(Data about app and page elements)
-=-=-
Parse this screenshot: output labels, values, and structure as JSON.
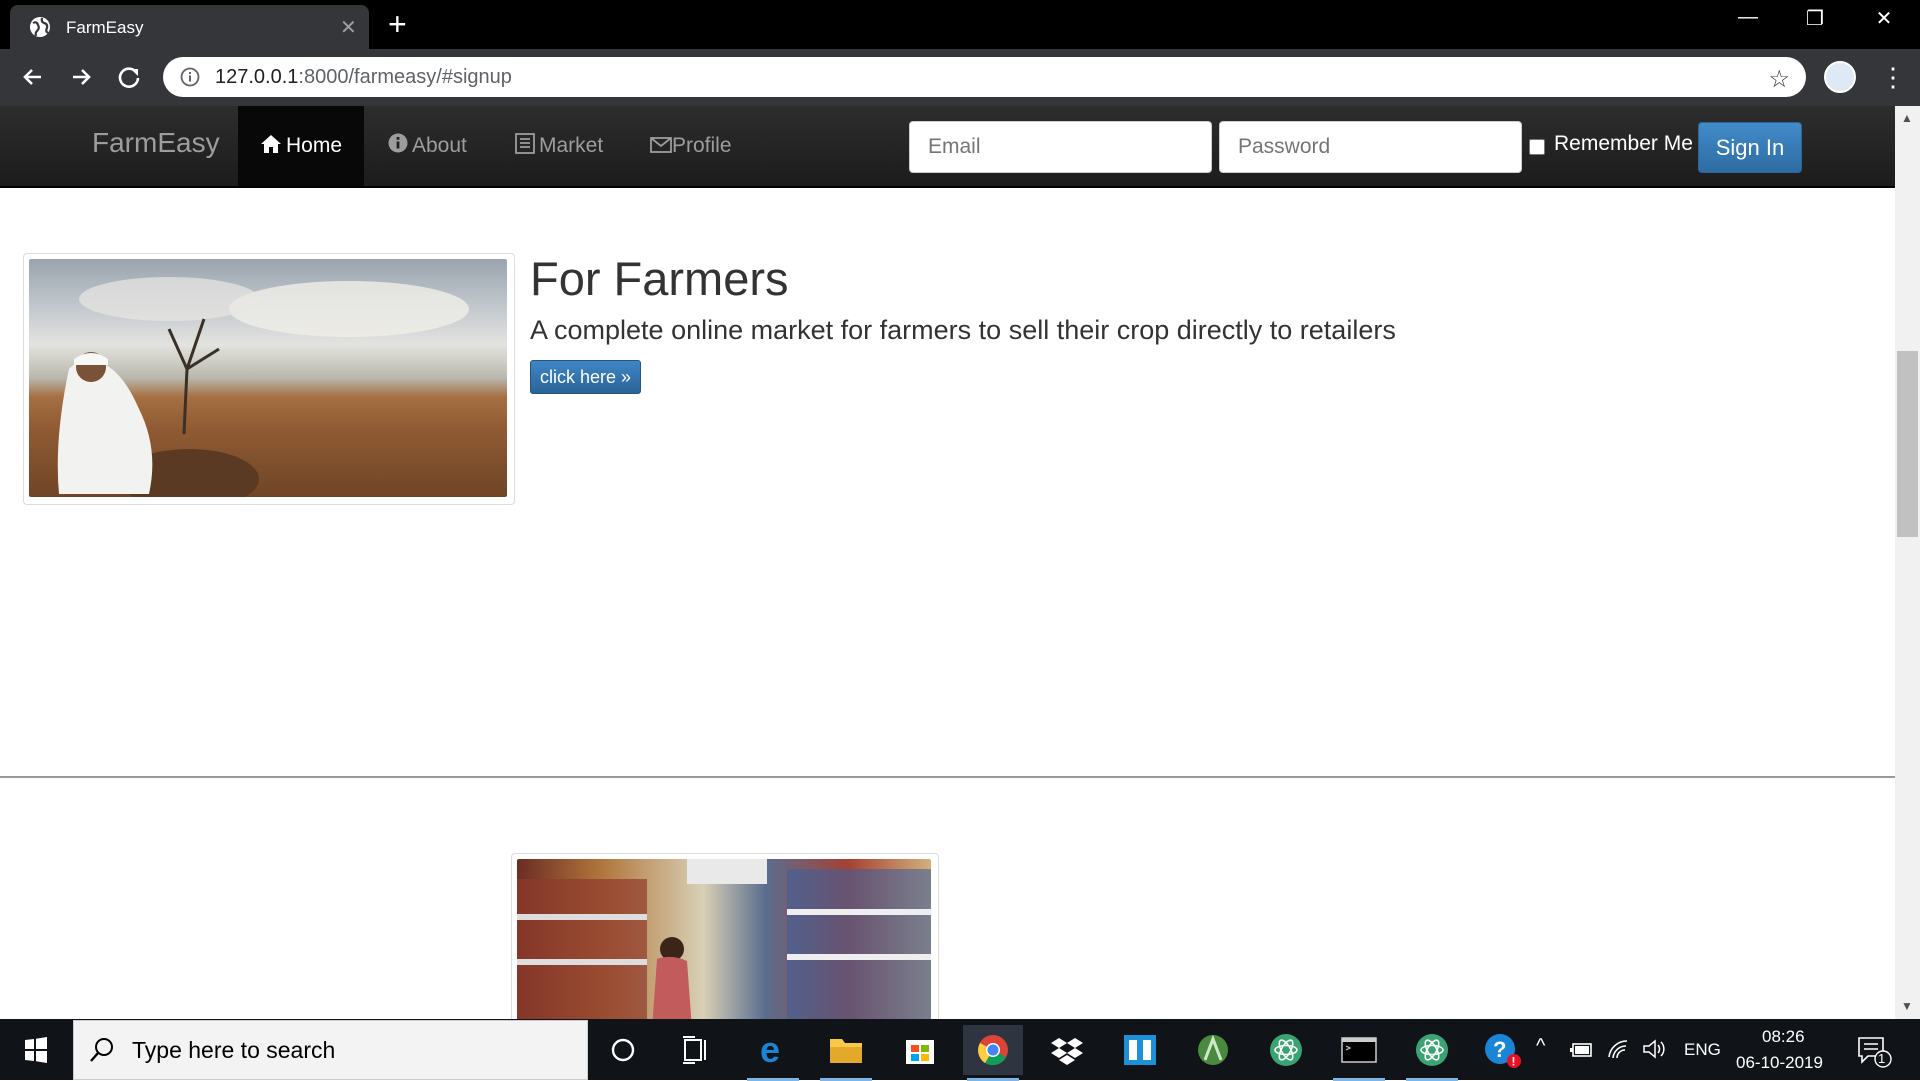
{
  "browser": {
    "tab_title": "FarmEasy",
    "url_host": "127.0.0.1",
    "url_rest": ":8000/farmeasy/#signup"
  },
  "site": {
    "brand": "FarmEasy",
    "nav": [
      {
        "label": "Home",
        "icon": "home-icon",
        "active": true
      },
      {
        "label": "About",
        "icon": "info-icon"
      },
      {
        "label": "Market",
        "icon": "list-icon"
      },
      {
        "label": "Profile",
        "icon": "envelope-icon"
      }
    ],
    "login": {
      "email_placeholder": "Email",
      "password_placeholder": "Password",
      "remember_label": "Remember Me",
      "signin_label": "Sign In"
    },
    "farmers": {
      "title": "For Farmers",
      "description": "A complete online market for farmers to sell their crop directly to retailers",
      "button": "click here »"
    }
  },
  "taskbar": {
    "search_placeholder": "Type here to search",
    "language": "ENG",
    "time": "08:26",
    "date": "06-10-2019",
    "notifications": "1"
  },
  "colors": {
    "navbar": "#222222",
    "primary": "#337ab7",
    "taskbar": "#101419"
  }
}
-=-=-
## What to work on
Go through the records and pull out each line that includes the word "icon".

## Exercise solution
        "icon": "home-icon",
        "icon": "info-icon"
        "icon": "list-icon"
        "icon": "envelope-icon"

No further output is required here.